Ganong was a member of numerous scientific and scholarly societies including the Natural History society of New Brunswick. He had published a considerable number of articles and works including a translation of Champlain’s “Voyages to Acadia and New England” as well as writing on cartography, botany, physiography and nomenclature.
By the late nineteenth and early twentieth centuries most of the interior topography of New Brunswick had not yet been completely surveyed. Driven by a great affection for his home province, Dr. William Francis Ganong (1864-1941) explored and documented many of these aspects of New Brunswick. Part of his invaluable recording is the photographs that he took as memory aids from the long, and often arduous, canoe trips that he undertook. At this period, amateur photography was in its infancy and Ganong took advantage of the portable camera and roll film that were just being made available to the general public.

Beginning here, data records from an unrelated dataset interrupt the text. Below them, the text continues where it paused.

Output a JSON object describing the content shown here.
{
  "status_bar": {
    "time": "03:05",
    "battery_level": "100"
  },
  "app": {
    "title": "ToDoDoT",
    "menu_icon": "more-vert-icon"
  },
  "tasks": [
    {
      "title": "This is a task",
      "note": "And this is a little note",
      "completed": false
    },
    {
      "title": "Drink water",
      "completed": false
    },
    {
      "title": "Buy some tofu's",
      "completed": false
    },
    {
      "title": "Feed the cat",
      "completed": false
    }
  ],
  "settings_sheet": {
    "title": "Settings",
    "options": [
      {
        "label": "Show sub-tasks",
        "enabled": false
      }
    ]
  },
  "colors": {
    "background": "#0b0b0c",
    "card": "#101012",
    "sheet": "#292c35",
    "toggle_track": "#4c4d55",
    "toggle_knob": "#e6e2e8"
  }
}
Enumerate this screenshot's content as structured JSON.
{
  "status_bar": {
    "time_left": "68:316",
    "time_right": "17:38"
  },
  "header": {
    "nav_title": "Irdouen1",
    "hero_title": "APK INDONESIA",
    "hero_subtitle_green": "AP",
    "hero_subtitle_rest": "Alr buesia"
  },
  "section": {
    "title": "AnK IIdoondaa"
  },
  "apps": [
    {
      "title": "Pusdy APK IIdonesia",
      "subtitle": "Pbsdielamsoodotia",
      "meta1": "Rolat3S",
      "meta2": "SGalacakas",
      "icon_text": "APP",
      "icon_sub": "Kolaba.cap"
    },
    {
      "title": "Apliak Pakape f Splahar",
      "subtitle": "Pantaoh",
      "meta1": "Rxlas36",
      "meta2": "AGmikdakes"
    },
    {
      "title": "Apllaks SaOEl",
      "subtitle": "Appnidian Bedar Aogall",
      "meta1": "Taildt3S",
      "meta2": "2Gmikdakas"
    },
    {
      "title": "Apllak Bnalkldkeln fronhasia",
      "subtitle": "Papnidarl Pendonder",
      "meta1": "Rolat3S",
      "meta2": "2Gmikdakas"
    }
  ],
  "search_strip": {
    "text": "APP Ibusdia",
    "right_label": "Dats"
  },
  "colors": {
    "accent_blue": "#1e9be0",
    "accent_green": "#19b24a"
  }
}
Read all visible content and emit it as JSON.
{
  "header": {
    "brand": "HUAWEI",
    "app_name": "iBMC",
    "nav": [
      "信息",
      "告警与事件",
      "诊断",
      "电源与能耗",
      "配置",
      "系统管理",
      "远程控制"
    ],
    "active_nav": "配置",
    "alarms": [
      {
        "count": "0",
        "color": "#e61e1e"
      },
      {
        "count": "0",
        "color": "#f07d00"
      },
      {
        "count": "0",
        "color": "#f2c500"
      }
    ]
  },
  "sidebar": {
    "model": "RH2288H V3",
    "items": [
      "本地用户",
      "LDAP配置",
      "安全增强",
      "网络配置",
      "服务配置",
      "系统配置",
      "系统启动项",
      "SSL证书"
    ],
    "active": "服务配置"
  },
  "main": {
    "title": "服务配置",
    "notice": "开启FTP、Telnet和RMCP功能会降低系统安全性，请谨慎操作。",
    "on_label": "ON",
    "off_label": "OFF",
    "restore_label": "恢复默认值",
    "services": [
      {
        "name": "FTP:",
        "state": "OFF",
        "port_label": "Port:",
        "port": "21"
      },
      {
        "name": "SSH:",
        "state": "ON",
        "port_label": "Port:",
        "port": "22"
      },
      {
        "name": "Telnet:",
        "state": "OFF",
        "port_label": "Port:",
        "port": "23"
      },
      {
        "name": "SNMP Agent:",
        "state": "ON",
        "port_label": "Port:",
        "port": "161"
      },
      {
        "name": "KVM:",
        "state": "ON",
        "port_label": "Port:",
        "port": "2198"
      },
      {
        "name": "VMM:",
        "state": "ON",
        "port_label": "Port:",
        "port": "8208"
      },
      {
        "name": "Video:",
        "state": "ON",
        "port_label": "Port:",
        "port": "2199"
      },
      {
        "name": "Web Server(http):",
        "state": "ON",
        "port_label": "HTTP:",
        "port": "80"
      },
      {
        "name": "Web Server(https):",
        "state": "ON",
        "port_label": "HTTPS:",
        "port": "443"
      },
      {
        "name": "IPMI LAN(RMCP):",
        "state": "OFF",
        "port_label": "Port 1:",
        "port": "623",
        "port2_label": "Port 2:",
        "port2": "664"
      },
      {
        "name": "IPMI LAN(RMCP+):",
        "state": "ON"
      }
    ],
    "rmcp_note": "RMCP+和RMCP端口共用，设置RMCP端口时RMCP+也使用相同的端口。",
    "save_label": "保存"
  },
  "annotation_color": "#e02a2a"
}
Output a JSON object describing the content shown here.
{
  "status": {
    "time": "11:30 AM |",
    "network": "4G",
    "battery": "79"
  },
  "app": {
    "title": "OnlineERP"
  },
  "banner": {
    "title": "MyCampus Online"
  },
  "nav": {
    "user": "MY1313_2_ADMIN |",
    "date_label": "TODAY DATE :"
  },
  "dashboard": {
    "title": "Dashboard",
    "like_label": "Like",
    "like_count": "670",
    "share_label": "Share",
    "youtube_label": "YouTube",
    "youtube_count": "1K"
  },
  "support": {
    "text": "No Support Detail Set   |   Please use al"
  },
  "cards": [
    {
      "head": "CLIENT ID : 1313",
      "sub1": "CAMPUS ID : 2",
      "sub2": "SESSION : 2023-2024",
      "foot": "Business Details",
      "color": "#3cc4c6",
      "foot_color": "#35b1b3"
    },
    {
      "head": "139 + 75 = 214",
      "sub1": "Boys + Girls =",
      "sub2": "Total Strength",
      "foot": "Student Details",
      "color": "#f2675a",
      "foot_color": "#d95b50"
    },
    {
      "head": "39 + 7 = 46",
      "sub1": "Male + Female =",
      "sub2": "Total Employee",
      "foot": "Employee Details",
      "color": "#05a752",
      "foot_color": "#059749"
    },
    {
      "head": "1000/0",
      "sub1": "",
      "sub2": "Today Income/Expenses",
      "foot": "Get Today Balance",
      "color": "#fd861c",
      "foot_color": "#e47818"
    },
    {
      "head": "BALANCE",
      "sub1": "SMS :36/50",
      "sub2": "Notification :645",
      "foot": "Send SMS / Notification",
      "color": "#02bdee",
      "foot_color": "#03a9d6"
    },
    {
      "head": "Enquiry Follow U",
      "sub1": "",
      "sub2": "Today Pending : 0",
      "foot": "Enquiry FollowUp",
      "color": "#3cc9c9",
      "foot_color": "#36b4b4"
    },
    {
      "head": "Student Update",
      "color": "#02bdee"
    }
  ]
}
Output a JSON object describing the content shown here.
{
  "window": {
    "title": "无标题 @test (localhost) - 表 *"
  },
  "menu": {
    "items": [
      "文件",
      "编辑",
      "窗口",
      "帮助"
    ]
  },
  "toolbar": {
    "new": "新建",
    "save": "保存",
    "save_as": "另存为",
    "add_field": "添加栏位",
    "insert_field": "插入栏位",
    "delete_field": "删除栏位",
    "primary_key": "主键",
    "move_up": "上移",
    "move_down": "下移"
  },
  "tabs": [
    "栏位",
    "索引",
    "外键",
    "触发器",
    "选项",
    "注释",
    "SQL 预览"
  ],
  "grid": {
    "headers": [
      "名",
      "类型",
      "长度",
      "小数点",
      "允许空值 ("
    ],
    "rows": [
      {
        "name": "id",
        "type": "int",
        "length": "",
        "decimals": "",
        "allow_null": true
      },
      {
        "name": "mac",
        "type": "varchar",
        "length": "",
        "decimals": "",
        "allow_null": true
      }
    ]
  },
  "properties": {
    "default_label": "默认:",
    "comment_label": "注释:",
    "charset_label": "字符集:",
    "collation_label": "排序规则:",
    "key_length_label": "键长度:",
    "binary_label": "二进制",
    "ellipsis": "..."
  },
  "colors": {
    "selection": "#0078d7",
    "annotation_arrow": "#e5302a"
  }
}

What could not be controlled however, were the upset canoes, dampness and erratic lighting conditions that inevitably give the images a sometimes less than ideal presentation. More importantly though, these small glimpses of captured light provide the earliest and most complete visual documentation of a region just prior to its transformation by modern industry.
Ganong had a great love for New Brunswick and a keen interest in both its history and natural history. By the age of seventeen, he started serious, first-hand explorations of the rivers and coastal areas as well as the flora and fauna of the province, frequently charting his own maps. Those explorations continued throughout his life.